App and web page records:
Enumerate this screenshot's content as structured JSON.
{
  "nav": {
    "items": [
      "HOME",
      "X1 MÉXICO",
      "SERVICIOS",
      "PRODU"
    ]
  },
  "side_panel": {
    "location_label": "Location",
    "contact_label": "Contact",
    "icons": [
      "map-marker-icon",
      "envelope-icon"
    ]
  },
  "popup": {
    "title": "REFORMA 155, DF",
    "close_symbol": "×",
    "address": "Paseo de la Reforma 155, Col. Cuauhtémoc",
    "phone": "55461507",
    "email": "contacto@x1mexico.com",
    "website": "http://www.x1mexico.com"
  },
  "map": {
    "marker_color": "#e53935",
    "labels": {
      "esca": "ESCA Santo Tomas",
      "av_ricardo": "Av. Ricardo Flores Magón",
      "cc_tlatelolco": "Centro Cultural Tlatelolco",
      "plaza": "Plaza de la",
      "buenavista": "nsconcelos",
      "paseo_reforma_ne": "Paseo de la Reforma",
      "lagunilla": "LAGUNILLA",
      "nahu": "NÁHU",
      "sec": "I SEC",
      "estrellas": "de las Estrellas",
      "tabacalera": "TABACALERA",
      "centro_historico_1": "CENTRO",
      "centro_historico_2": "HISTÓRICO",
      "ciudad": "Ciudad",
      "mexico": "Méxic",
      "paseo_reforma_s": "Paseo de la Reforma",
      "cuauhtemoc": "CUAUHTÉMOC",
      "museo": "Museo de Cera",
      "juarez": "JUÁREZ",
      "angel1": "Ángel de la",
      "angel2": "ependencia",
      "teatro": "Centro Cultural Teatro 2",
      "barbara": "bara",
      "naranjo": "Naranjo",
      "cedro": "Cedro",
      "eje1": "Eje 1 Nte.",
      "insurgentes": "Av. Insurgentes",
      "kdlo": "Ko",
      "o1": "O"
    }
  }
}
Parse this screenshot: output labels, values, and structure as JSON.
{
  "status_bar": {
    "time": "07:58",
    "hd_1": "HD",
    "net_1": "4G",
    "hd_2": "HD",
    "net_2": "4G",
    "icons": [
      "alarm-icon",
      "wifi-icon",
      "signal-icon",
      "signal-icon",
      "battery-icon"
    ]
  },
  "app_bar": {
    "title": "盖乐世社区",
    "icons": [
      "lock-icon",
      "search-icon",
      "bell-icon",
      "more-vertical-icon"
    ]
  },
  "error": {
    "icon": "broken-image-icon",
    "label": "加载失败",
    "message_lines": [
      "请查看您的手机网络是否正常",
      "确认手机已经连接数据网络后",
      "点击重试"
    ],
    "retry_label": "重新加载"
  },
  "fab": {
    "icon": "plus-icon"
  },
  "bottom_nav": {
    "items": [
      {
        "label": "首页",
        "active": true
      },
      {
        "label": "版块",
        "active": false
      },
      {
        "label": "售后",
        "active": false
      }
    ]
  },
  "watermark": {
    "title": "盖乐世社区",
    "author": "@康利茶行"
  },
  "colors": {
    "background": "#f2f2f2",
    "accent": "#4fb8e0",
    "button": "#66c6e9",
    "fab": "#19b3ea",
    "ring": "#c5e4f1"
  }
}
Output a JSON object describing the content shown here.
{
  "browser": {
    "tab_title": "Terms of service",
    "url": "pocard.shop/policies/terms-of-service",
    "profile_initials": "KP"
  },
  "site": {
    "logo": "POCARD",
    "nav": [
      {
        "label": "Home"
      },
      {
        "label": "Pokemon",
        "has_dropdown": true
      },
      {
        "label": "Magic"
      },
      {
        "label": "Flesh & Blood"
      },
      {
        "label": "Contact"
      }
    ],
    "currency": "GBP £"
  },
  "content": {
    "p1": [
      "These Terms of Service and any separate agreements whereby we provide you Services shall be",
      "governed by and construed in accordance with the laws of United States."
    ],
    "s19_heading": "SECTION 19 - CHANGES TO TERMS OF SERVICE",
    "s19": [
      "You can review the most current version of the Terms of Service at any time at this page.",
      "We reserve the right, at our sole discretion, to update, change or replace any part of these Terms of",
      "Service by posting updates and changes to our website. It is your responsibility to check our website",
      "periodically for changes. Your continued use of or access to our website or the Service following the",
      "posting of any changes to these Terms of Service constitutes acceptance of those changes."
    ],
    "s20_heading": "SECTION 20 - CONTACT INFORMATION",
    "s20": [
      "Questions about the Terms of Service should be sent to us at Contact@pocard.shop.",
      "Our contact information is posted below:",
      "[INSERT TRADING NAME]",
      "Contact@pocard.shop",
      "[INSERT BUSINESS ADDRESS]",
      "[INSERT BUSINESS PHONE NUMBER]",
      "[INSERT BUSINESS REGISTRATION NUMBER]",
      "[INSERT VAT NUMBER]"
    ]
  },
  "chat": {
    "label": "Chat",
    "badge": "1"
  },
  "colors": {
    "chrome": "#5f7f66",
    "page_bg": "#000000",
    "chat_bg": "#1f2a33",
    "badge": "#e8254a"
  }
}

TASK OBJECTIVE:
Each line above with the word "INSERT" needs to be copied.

RESULT FOR THIS EXERCISE:
      "[INSERT TRADING NAME]",
      "[INSERT BUSINESS ADDRESS]",
      "[INSERT BUSINESS PHONE NUMBER]",
      "[INSERT BUSINESS REGISTRATION NUMBER]",
      "[INSERT VAT NUMBER]"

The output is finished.